Serving as disruptive background noise are Greece’s chaos and rioting over its financial troubles, the continually tightening terms of credit – and most recently an up-to-now unexplained shudderingly quick free fall on the New York Stock Exchange on Thursday. Taken together, these were feeding worries the European Union was unable to address its sovereign debt crisis and that this would lead to a new version of the near-systemic collapse that came in the wake of the Lehman Brothers failure. The Greek debt crisis, threatened a sovereign debt default that could mean Portugal, Spain, Italy and Ireland might follow suit. Moreover, previous EU efforts to aid investor confidence had, heretofore, been seen as too little, too late.

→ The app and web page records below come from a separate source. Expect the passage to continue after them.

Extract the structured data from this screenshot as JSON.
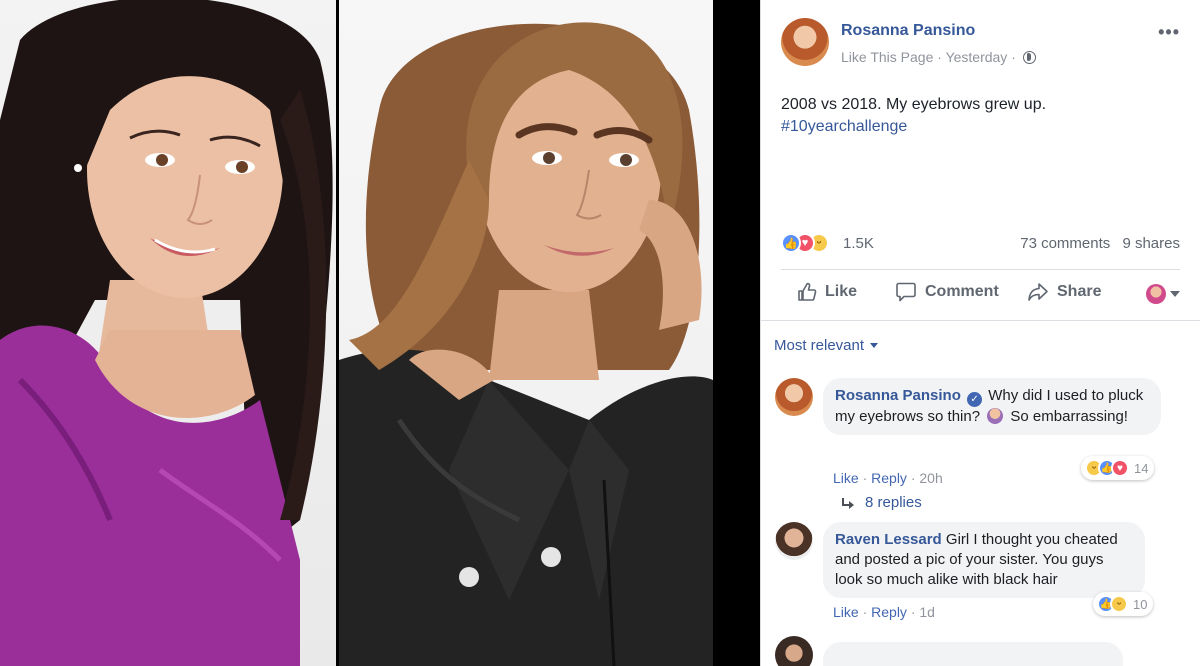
{
  "post": {
    "page_name": "Rosanna Pansino",
    "like_page": "Like This Page",
    "time": "Yesterday",
    "text": "2008 vs 2018. My eyebrows grew up.",
    "hashtag": "#10yearchallenge",
    "reaction_count": "1.5K",
    "comments_count": "73 comments",
    "shares_count": "9 shares"
  },
  "actions": {
    "like": "Like",
    "comment": "Comment",
    "share": "Share"
  },
  "sort": {
    "label": "Most relevant"
  },
  "comments": [
    {
      "author": "Rosanna Pansino",
      "text_a": "Why did I used to pluck my eyebrows so thin?",
      "text_b": "So embarrassing!",
      "like": "Like",
      "reply": "Reply",
      "time": "20h",
      "reactions": "14",
      "replies": "8 replies"
    },
    {
      "author": "Raven Lessard",
      "text": "Girl I thought you cheated and posted a pic of your sister. You guys look so much alike with black hair",
      "like": "Like",
      "reply": "Reply",
      "time": "1d",
      "reactions": "10"
    }
  ],
  "colors": {
    "link_blue": "#365899",
    "fb_blue": "#4267b2",
    "meta_gray": "#90949c",
    "bubble_gray": "#f2f3f5"
  },
  "icons": [
    "globe-icon",
    "more-icon",
    "like-reaction-icon",
    "love-reaction-icon",
    "haha-reaction-icon",
    "thumbs-up-icon",
    "comment-icon",
    "share-icon",
    "caret-down-icon",
    "verified-icon",
    "reply-arrow-icon"
  ]
}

Even so, the plan that emerged was still a pullback from decisions that would have increased the European Commission’s ability to raise funds. Instead, they opted for a system where members could use the euro to lend to one another, but only on a bilateral basis. However, they did create a “special purpose vehicle” that could give out up to $560 billion in new loans, should member states in economic difficulties need this help. Why not a bolder plan? For some nations, giving the European Commission the power and heft to oversee the economic management of the bloc was viewed as incompatible with national sovereignty – a reflection of the unresolved tension still in European institutions.
While the monetary totals are clearly eye-catching, according to media reports, some bankers remain uncertain it will be enough to calm the markets over the long term. As one banker noted, with more European economies coping with growing deficits, raising, guaranteeing and backing such large sums would not be easy, even though the European Central Bank said it would take whatever steps were needed to ease secondary markets for public and private debt. All of this is also tangled up by the unwillingness of a Britain outside the eurozone to help prop up that currency.
Predictably, too, some chose to blame the speculators. Swedish finance minister Anders Borg called for action to tackle “herd behaviours in the markets that are really pack behaviours, wolf pack behaviours” that could “tear the weaker countries apart”. Well, okay then. If all this doesn’t work out, perhaps the next best investment is going to be that old standby, land. Or, as the great American humorist of the 1930s, Will Rodgers, once said when asked whether land was a good investment, “Well, you don’t see them making any more of it, do you?” Well, Will, I guess that worked out really well three years ago, didn’t it?
By J Brooks Spector
Main photo: European Union Economic and Monetary Affairs Commissioner Olli Rehn (L) and Spain’s Economy Minister Elena Salgado (R), whose country currently holds the rotating Presidency of EU, address a news conference at the end of a European finance ministers meeting at the EU Council in Brussels, May 10, 2010. European Union finance ministers agreed on Monday on a three-year mechanism to prevent Greece’s debt crisis spreading that will be guaranteed on a pro-rata basis by participating states, EU sources said. REUTERS/Thierry Roge